## BRIEF
Identify each line below that contains the word "JSON", and copy it out.

Items from an interface collection
BEGIN
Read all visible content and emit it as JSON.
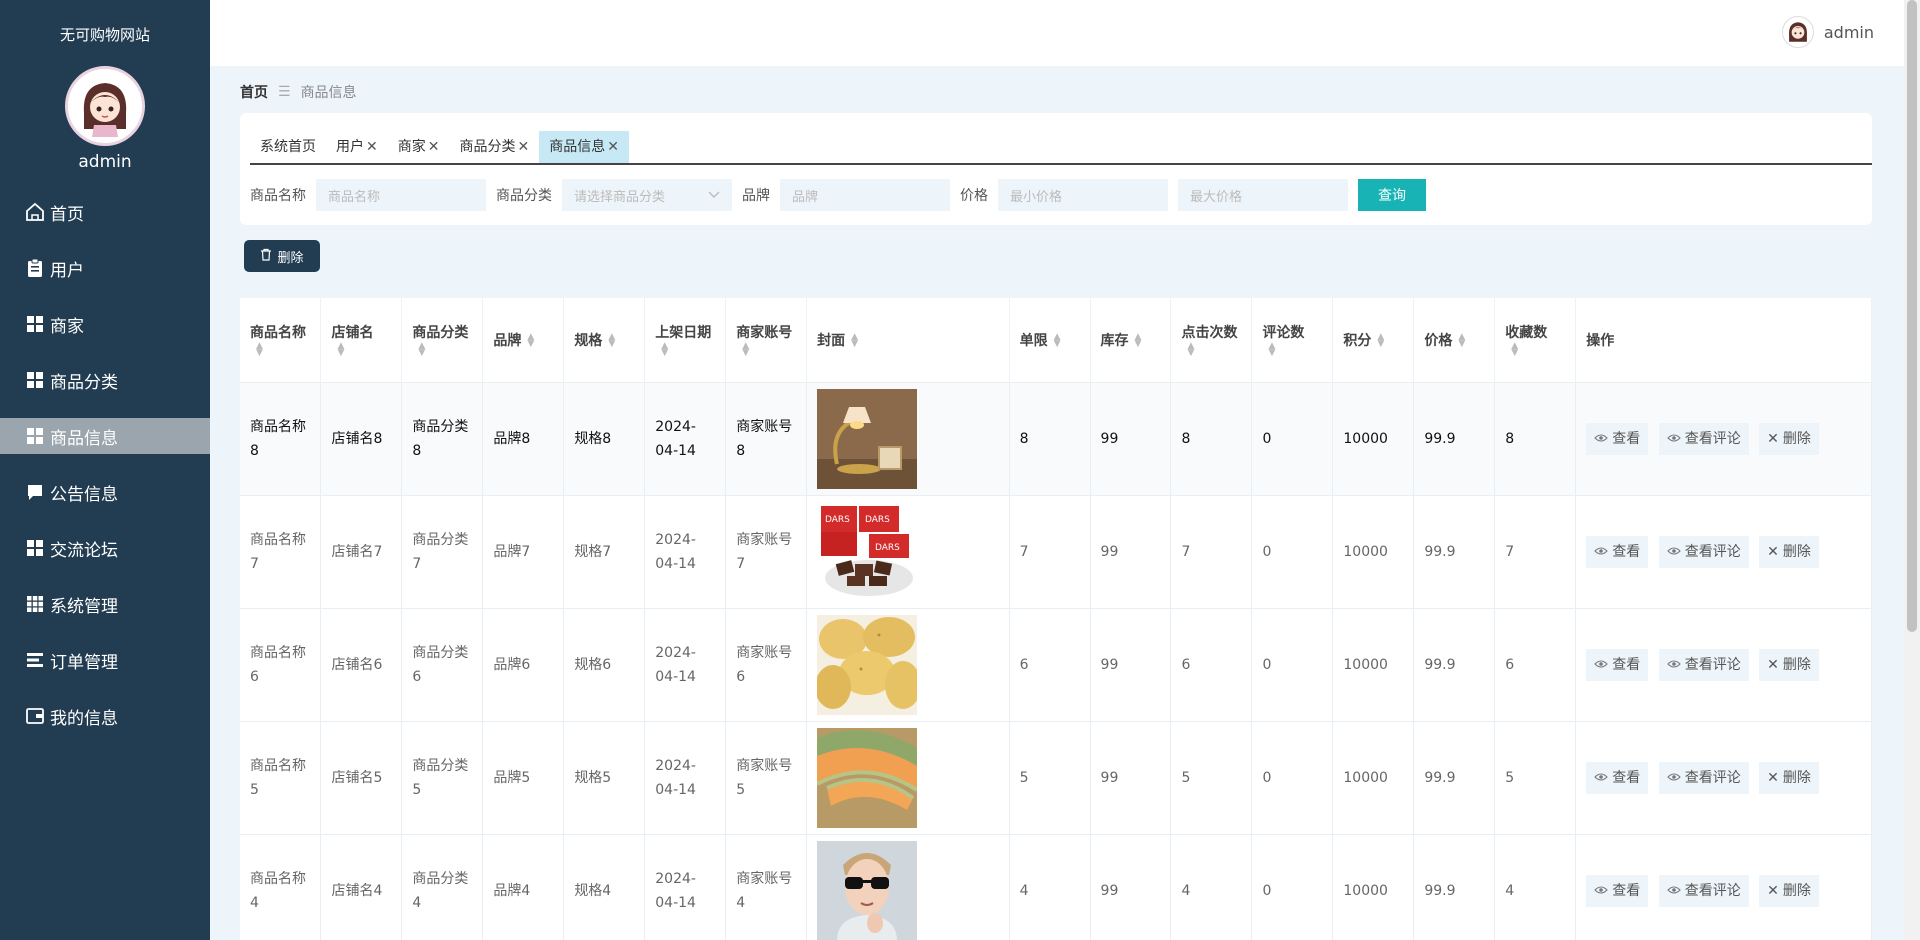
{
  "sidebar": {
    "site_title": "无可购物网站",
    "username": "admin",
    "items": [
      {
        "label": "首页",
        "icon": "home-icon",
        "active": false
      },
      {
        "label": "用户",
        "icon": "clipboard-icon",
        "active": false
      },
      {
        "label": "商家",
        "icon": "grid-icon",
        "active": false
      },
      {
        "label": "商品分类",
        "icon": "grid-icon",
        "active": false
      },
      {
        "label": "商品信息",
        "icon": "grid-icon",
        "active": true
      },
      {
        "label": "公告信息",
        "icon": "chat-icon",
        "active": false
      },
      {
        "label": "交流论坛",
        "icon": "grid-icon",
        "active": false
      },
      {
        "label": "系统管理",
        "icon": "apps-icon",
        "active": false
      },
      {
        "label": "订单管理",
        "icon": "list-icon",
        "active": false
      },
      {
        "label": "我的信息",
        "icon": "wallet-icon",
        "active": false
      }
    ]
  },
  "header": {
    "username": "admin"
  },
  "breadcrumb": {
    "home": "首页",
    "current": "商品信息"
  },
  "tabs": [
    {
      "label": "系统首页",
      "closable": false,
      "active": false
    },
    {
      "label": "用户",
      "closable": true,
      "active": false
    },
    {
      "label": "商家",
      "closable": true,
      "active": false
    },
    {
      "label": "商品分类",
      "closable": true,
      "active": false
    },
    {
      "label": "商品信息",
      "closable": true,
      "active": true
    }
  ],
  "search": {
    "name_label": "商品名称",
    "name_placeholder": "商品名称",
    "category_label": "商品分类",
    "category_placeholder": "请选择商品分类",
    "brand_label": "品牌",
    "brand_placeholder": "品牌",
    "price_label": "价格",
    "min_price_placeholder": "最小价格",
    "max_price_placeholder": "最大价格",
    "query_label": "查询"
  },
  "toolbar": {
    "delete_label": "删除"
  },
  "table": {
    "columns": [
      "商品名称",
      "店铺名",
      "商品分类",
      "品牌",
      "规格",
      "上架日期",
      "商家账号",
      "封面",
      "单限",
      "库存",
      "点击次数",
      "评论数",
      "积分",
      "价格",
      "收藏数",
      "操作"
    ],
    "actions": {
      "view": "查看",
      "comments": "查看评论",
      "delete": "删除"
    },
    "rows": [
      {
        "name": "商品名称8",
        "shop": "店铺名8",
        "category": "商品分类8",
        "brand": "品牌8",
        "spec": "规格8",
        "date": "2024-04-14",
        "merchant": "商家账号8",
        "cover": "lamp",
        "limit": "8",
        "stock": "99",
        "clicks": "8",
        "comments": "0",
        "points": "10000",
        "price": "99.9",
        "favorites": "8"
      },
      {
        "name": "商品名称7",
        "shop": "店铺名7",
        "category": "商品分类7",
        "brand": "品牌7",
        "spec": "规格7",
        "date": "2024-04-14",
        "merchant": "商家账号7",
        "cover": "chocolate",
        "limit": "7",
        "stock": "99",
        "clicks": "7",
        "comments": "0",
        "points": "10000",
        "price": "99.9",
        "favorites": "7"
      },
      {
        "name": "商品名称6",
        "shop": "店铺名6",
        "category": "商品分类6",
        "brand": "品牌6",
        "spec": "规格6",
        "date": "2024-04-14",
        "merchant": "商家账号6",
        "cover": "potato",
        "limit": "6",
        "stock": "99",
        "clicks": "6",
        "comments": "0",
        "points": "10000",
        "price": "99.9",
        "favorites": "6"
      },
      {
        "name": "商品名称5",
        "shop": "店铺名5",
        "category": "商品分类5",
        "brand": "品牌5",
        "spec": "规格5",
        "date": "2024-04-14",
        "merchant": "商家账号5",
        "cover": "melon",
        "limit": "5",
        "stock": "99",
        "clicks": "5",
        "comments": "0",
        "points": "10000",
        "price": "99.9",
        "favorites": "5"
      },
      {
        "name": "商品名称4",
        "shop": "店铺名4",
        "category": "商品分类4",
        "brand": "品牌4",
        "spec": "规格4",
        "date": "2024-04-14",
        "merchant": "商家账号4",
        "cover": "sunglasses",
        "limit": "4",
        "stock": "99",
        "clicks": "4",
        "comments": "0",
        "points": "10000",
        "price": "99.9",
        "favorites": "4"
      }
    ]
  }
}
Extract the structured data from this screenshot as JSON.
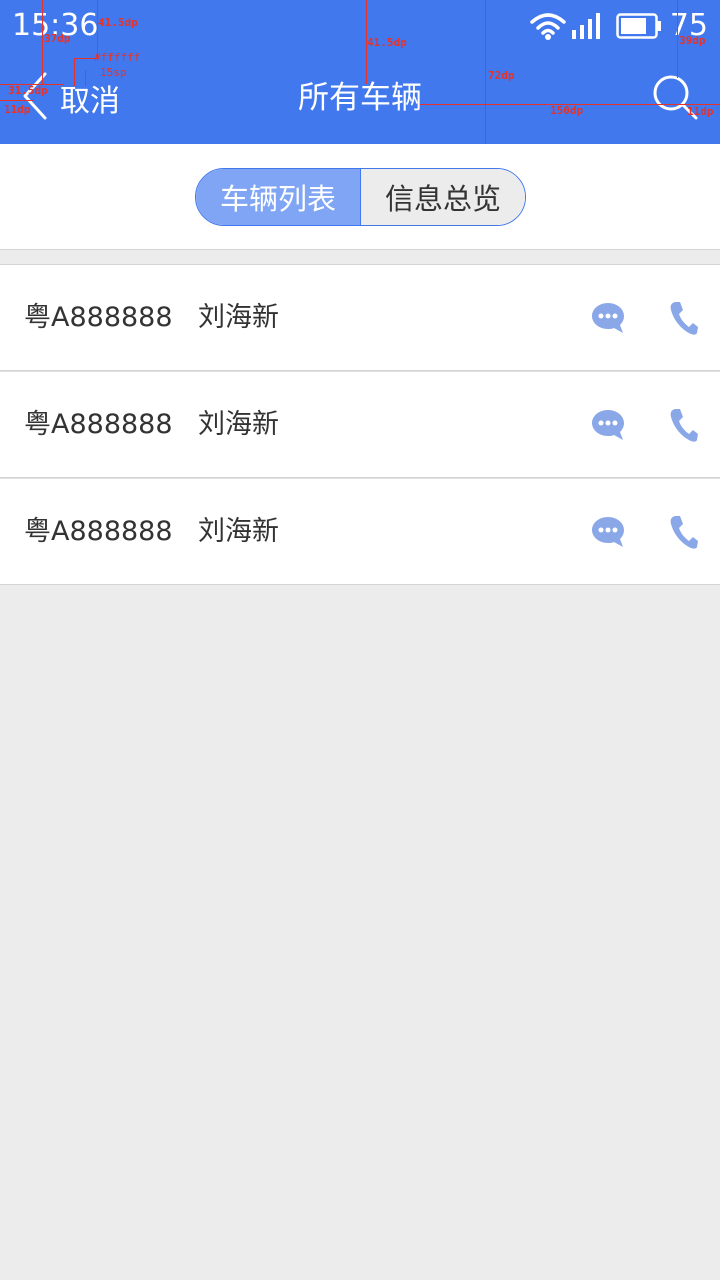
{
  "status_bar": {
    "time": "15:36",
    "battery": "75"
  },
  "nav": {
    "back_label": "取消",
    "title": "所有车辆"
  },
  "annotations": {
    "a1": "41.5dp",
    "a2": "37dp",
    "a3": "#ffffff",
    "a4": "15sp",
    "a5": "31.5dp",
    "a6": "11dp",
    "a7": "41.5dp",
    "a8": "72dp",
    "a9": "150dp",
    "a10": "39dp",
    "a11": "11dp"
  },
  "segment": {
    "active_label": "车辆列表",
    "inactive_label": "信息总览"
  },
  "vehicles": [
    {
      "plate": "粤A888888",
      "driver": "刘海新"
    },
    {
      "plate": "粤A888888",
      "driver": "刘海新"
    },
    {
      "plate": "粤A888888",
      "driver": "刘海新"
    }
  ],
  "colors": {
    "header": "#4278ee",
    "segment_active": "#7fa5f4",
    "action_icon": "#8aa8e8",
    "annotation": "#e6322a"
  }
}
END
## RESULT OF THIS EXERCISE
Read all visible content and emit it as JSON.
Extract the structured data from this screenshot as JSON.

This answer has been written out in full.